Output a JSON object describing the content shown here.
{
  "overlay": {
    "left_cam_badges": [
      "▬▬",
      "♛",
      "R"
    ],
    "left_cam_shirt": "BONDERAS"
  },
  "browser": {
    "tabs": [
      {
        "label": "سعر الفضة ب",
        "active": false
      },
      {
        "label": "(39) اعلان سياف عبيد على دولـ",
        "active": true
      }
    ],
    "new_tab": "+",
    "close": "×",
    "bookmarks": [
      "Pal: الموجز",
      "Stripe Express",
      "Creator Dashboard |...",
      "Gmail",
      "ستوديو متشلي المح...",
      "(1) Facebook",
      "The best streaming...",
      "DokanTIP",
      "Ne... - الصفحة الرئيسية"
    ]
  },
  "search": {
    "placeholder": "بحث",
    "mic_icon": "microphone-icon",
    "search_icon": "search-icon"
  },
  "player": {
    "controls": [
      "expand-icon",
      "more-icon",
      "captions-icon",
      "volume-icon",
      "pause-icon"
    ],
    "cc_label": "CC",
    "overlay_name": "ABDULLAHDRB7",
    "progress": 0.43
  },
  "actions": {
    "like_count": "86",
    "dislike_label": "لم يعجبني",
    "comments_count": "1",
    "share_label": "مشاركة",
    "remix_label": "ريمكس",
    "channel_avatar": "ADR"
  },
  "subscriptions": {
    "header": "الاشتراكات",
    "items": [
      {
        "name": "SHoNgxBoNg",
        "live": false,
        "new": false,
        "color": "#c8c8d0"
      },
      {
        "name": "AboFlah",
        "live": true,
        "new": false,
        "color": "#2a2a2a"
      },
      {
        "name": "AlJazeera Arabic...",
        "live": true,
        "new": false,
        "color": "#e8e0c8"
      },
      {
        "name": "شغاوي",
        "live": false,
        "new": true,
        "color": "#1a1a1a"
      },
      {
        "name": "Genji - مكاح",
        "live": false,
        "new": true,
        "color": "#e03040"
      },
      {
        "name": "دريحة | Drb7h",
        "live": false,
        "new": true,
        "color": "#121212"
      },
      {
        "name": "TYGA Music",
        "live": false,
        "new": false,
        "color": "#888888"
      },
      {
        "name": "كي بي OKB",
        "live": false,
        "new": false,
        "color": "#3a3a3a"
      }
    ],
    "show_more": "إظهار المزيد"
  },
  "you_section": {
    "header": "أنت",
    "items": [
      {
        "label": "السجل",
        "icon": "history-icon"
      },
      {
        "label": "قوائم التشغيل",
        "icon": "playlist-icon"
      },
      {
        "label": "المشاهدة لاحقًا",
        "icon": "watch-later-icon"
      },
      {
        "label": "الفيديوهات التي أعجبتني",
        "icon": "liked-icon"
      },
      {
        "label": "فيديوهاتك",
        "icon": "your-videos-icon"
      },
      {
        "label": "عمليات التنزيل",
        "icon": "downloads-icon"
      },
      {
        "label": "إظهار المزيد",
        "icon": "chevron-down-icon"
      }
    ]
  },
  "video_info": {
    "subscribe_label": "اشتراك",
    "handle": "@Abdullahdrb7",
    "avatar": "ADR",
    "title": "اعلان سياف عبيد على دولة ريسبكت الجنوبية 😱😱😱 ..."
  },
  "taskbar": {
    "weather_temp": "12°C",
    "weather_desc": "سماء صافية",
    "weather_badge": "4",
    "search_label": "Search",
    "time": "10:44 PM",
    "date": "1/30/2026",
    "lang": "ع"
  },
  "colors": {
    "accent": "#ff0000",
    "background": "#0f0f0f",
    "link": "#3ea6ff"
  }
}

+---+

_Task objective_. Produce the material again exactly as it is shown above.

_Result of this task_.
Output a JSON object describing the content shown here.
{
  "overlay": {
    "left_cam_badges": [
      "▬▬",
      "♛",
      "R"
    ],
    "left_cam_shirt": "BONDERAS"
  },
  "browser": {
    "tabs": [
      {
        "label": "سعر الفضة ب",
        "active": false
      },
      {
        "label": "(39) اعلان سياف عبيد على دولـ",
        "active": true
      }
    ],
    "new_tab": "+",
    "close": "×",
    "bookmarks": [
      "Pal: الموجز",
      "Stripe Express",
      "Creator Dashboard |...",
      "Gmail",
      "ستوديو متشلي المح...",
      "(1) Facebook",
      "The best streaming...",
      "DokanTIP",
      "Ne... - الصفحة الرئيسية"
    ]
  },
  "search": {
    "placeholder": "بحث",
    "mic_icon": "microphone-icon",
    "search_icon": "search-icon"
  },
  "player": {
    "controls": [
      "expand-icon",
      "more-icon",
      "captions-icon",
      "volume-icon",
      "pause-icon"
    ],
    "cc_label": "CC",
    "overlay_name": "ABDULLAHDRB7",
    "progress": 0.43
  },
  "actions": {
    "like_count": "86",
    "dislike_label": "لم يعجبني",
    "comments_count": "1",
    "share_label": "مشاركة",
    "remix_label": "ريمكس",
    "channel_avatar": "ADR"
  },
  "subscriptions": {
    "header": "الاشتراكات",
    "items": [
      {
        "name": "SHoNgxBoNg",
        "live": false,
        "new": false,
        "color": "#c8c8d0"
      },
      {
        "name": "AboFlah",
        "live": true,
        "new": false,
        "color": "#2a2a2a"
      },
      {
        "name": "AlJazeera Arabic...",
        "live": true,
        "new": false,
        "color": "#e8e0c8"
      },
      {
        "name": "شغاوي",
        "live": false,
        "new": true,
        "color": "#1a1a1a"
      },
      {
        "name": "Genji - مكاح",
        "live": false,
        "new": true,
        "color": "#e03040"
      },
      {
        "name": "دريحة | Drb7h",
        "live": false,
        "new": true,
        "color": "#121212"
      },
      {
        "name": "TYGA Music",
        "live": false,
        "new": false,
        "color": "#888888"
      },
      {
        "name": "كي بي OKB",
        "live": false,
        "new": false,
        "color": "#3a3a3a"
      }
    ],
    "show_more": "إظهار المزيد"
  },
  "you_section": {
    "header": "أنت",
    "items": [
      {
        "label": "السجل",
        "icon": "history-icon"
      },
      {
        "label": "قوائم التشغيل",
        "icon": "playlist-icon"
      },
      {
        "label": "المشاهدة لاحقًا",
        "icon": "watch-later-icon"
      },
      {
        "label": "الفيديوهات التي أعجبتني",
        "icon": "liked-icon"
      },
      {
        "label": "فيديوهاتك",
        "icon": "your-videos-icon"
      },
      {
        "label": "عمليات التنزيل",
        "icon": "downloads-icon"
      },
      {
        "label": "إظهار المزيد",
        "icon": "chevron-down-icon"
      }
    ]
  },
  "video_info": {
    "subscribe_label": "اشتراك",
    "handle": "@Abdullahdrb7",
    "avatar": "ADR",
    "title": "اعلان سياف عبيد على دولة ريسبكت الجنوبية 😱😱😱 ..."
  },
  "taskbar": {
    "weather_temp": "12°C",
    "weather_desc": "سماء صافية",
    "weather_badge": "4",
    "search_label": "Search",
    "time": "10:44 PM",
    "date": "1/30/2026",
    "lang": "ع"
  },
  "colors": {
    "accent": "#ff0000",
    "background": "#0f0f0f",
    "link": "#3ea6ff"
  }
}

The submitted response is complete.